Skip to Main Content

We have a new app!

Take the Access library with you wherever you go—easy access to books, videos, images, podcasts, personalized features, and more.

Download the Access App here: iOS and Android


Rupture of abdominal aortic aneurysms (AAAs) accounts for over 15,000 deaths per year in the United States and is the 10th leading cause of death in men older than 55 years of age (Fig. 56-1).1 Out-of-hospital AAA rupture is associated with a mortality of 80% to 90%. Most deaths are preventable by the early diagnosis and treatment of AAA, and as a result, more than 60,000 surgical or endovascular procedures for AAA are performed annually in the United States.
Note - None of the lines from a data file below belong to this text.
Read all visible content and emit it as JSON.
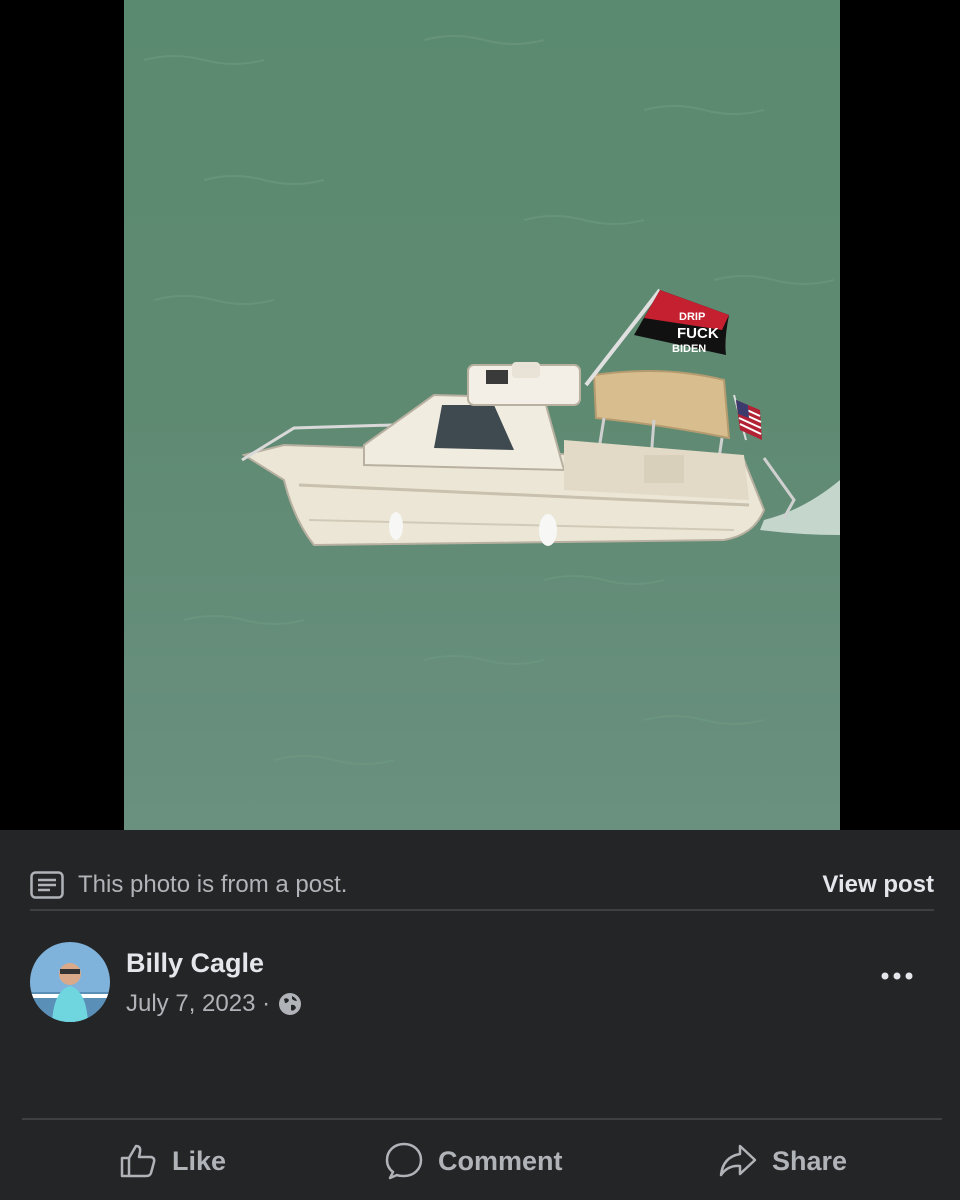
{
  "photo": {
    "subject": "boat-on-water",
    "flag_text_top": "DRIP",
    "flag_text_line1": "FUCK",
    "flag_text_line2": "BIDEN",
    "colors": {
      "water": "#5f8a72",
      "hull": "#ece6d6",
      "bimini": "#d8bd8e",
      "flag_red": "#c42030",
      "flag_black": "#111111"
    }
  },
  "notice": {
    "icon": "post-document-icon",
    "text": "This photo is from a post.",
    "view_label": "View post"
  },
  "author": {
    "name": "Billy Cagle",
    "date": "July 7, 2023 ·",
    "privacy_icon": "globe-icon",
    "more_icon": "more-options-icon"
  },
  "actions": {
    "like": {
      "label": "Like",
      "icon": "thumbs-up-icon"
    },
    "comment": {
      "label": "Comment",
      "icon": "comment-bubble-icon"
    },
    "share": {
      "label": "Share",
      "icon": "share-arrow-icon"
    }
  },
  "colors": {
    "panel_bg": "#242526",
    "text_primary": "#e4e6eb",
    "text_secondary": "#b0b3b8",
    "divider": "#3e4042"
  }
}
Despite the excellent results of open surgical repair for the prevention of aneurysm rupture, this procedure is associated with significant morbidity and mortality, especially in high-risk patients. Endovascular aneurysm repair (EVAR), which was developed as a less invasive alternative to open surgical repair, is gaining widespread acceptance and is now performed in approximately 80% of elective aneurysm repairs. This chapter reviews the epidemiology, technical aspects, outcomes, and complications of EVAR for the treatment asymptomatic and symptomatic AAA.


Ruptured abdominal aortic aneurysm. Noncontrast computed tomography scan of a ruptured abdominal aortic aneurysm with extensive retroperitoneal hemorrhage.
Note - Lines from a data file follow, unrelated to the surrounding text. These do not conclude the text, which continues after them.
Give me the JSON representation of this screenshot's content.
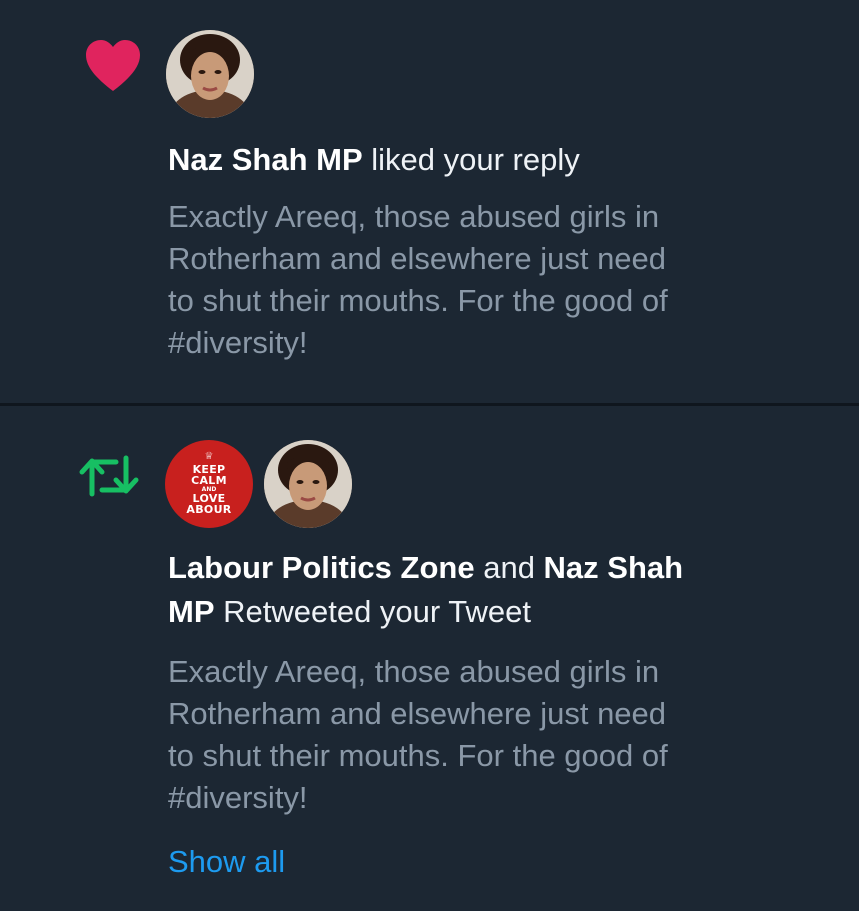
{
  "colors": {
    "background": "#1c2733",
    "heart": "#e0245e",
    "retweet": "#17bf63",
    "link": "#1d9bf0",
    "secondary_text": "#8a98a7"
  },
  "like_notification": {
    "icon": "heart-icon",
    "user_name": "Naz Shah MP",
    "action": " liked your reply",
    "tweet_lines": [
      "Exactly Areeq, those abused girls in",
      "Rotherham and elsewhere just need",
      "to shut their mouths. For the good of",
      "#diversity!"
    ]
  },
  "retweet_notification": {
    "icon": "retweet-icon",
    "avatar_text": {
      "line1": "KEEP",
      "line2": "CALM",
      "line3": "AND",
      "line4": "LOVE",
      "line5": "ABOUR"
    },
    "user_1": "Labour Politics Zone",
    "conjunction": " and ",
    "user_2_part1": "Naz Shah",
    "user_2_part2": "MP",
    "action": " Retweeted your Tweet",
    "tweet_lines": [
      "Exactly Areeq, those abused girls in",
      "Rotherham and elsewhere just need",
      "to shut their mouths. For the good of",
      "#diversity!"
    ],
    "show_all_label": "Show all"
  }
}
The incidence of AAA increases with age. Approximately 2.6% of men and 0.5% of women between 45 and 54 years of age have an AAA, and by 75 to 84 years of age, 19.8% of men and 5.2% of women have an AAA.1 Men are affected 4 to 6 times more frequently than women.2 AAA is also more common in Caucasian patients than in black, Hispanic, or Asian patients.3
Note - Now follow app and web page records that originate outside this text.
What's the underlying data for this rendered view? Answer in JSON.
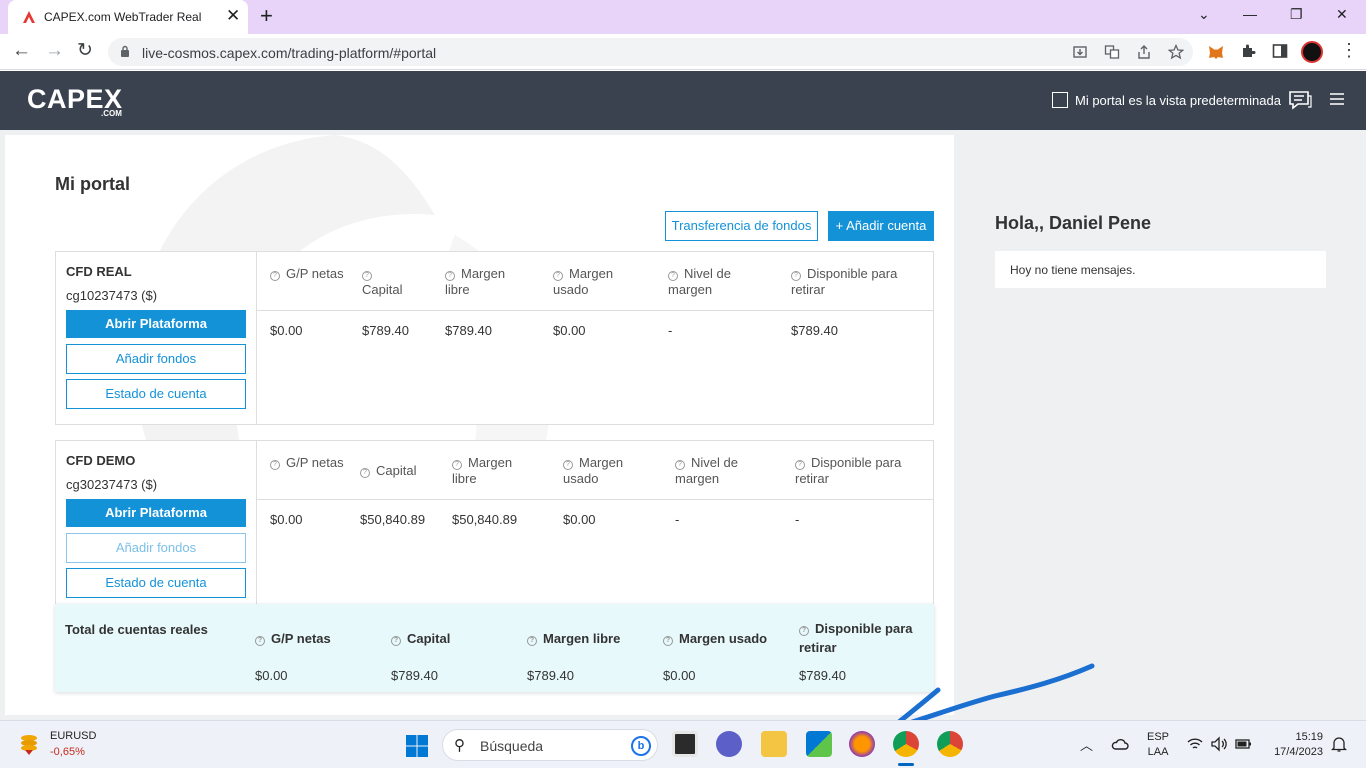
{
  "browser": {
    "tab_title": "CAPEX.com WebTrader Real",
    "tab_close": "✕",
    "new_tab": "+",
    "url": "live-cosmos.capex.com/trading-platform/#portal",
    "window_controls": {
      "minimize": "⌄",
      "restore": "—",
      "maximize": "❐",
      "close": "✕"
    },
    "nav": {
      "back": "←",
      "forward": "→",
      "reload": "↻"
    }
  },
  "header": {
    "logo": "CAPEX",
    "logo_sub": ".COM",
    "default_view_label": "Mi portal es la vista predeterminada",
    "default_view_checked": false
  },
  "portal": {
    "title": "Mi portal",
    "transfer_button": "Transferencia de fondos",
    "add_account_button": "+ Añadir cuenta",
    "accounts": [
      {
        "name": "CFD REAL",
        "id": "cg10237473 ($)",
        "open_label": "Abrir Plataforma",
        "add_funds_label": "Añadir fondos",
        "statement_label": "Estado de cuenta",
        "headers": [
          "G/P netas",
          "Capital",
          "Margen libre",
          "Margen usado",
          "Nivel de margen",
          "Disponible para retirar"
        ],
        "values": [
          "$0.00",
          "$789.40",
          "$789.40",
          "$0.00",
          "-",
          "$789.40"
        ]
      },
      {
        "name": "CFD DEMO",
        "id": "cg30237473 ($)",
        "open_label": "Abrir Plataforma",
        "add_funds_label": "Añadir fondos",
        "statement_label": "Estado de cuenta",
        "headers": [
          "G/P netas",
          "Capital",
          "Margen libre",
          "Margen usado",
          "Nivel de margen",
          "Disponible para retirar"
        ],
        "values": [
          "$0.00",
          "$50,840.89",
          "$50,840.89",
          "$0.00",
          "-",
          "-"
        ]
      }
    ],
    "totals": {
      "title": "Total de cuentas reales",
      "headers": [
        "G/P netas",
        "Capital",
        "Margen libre",
        "Margen usado",
        "Disponible para retirar"
      ],
      "values": [
        "$0.00",
        "$789.40",
        "$789.40",
        "$0.00",
        "$789.40"
      ]
    }
  },
  "sidebar": {
    "greeting": "Hola,, Daniel Pene",
    "messages": "Hoy no tiene mensajes."
  },
  "taskbar": {
    "ticker_name": "EURUSD",
    "ticker_change": "-0,65%",
    "search_placeholder": "Búsqueda",
    "search_glyph": "⚲",
    "lang_top": "ESP",
    "lang_bottom": "LAA",
    "time": "15:19",
    "date": "17/4/2023"
  },
  "colors": {
    "accent": "#1492d8",
    "header_bg": "#3a4250",
    "totals_bg": "#e8f9fb",
    "annotation": "#1a6fd1"
  }
}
Approximately 15% of patients with AAA have a family history of AAA.4 Because the pathogenesis of AAA is thought to be multifactorial, including disorders of enzymes regulating connective tissue homeostasis, approximately 5% of patients with an AAA have a concomitant thoracic aneurysm and approximately 15% have either a femoral artery aneurysm or a popliteal aneurysm.5 Synchronous peripheral aneurysms are more common in men, while synchronous thoracic aneurysms may be more common in women.6 Approximately 10% of AAAs are juxtarenal, and iliac artery involvement occurs in up to 22% of AAAs.

Patients with AAAs often have significant medical and cardiac comorbidities. Coronary artery disease is found in 40% to 70% of patients with AAAs, with evidence of prior myocardial infarction in up to 46% of patients.7 Cerebrovascular disease is present in 25% of patients, claudication is present in 28%,7 hypertension is present in 55%, and chronic obstructive lung disease is present in approximately 20% to 25%. A history of blunt abdominal trauma is occasionally found; this can lead to both true aneurysms and pseudoaneurysms of the abdominal aorta. Most studies have shown that AAAs are approximately 6 to 7 times more common in smokers, whereas elevated high-density lipoprotein cholesterol (HDL-C) may ...

Pop-up div Successfully Displayed

This div only appears when the trigger link is hovered over. Otherwise it is hidden from view.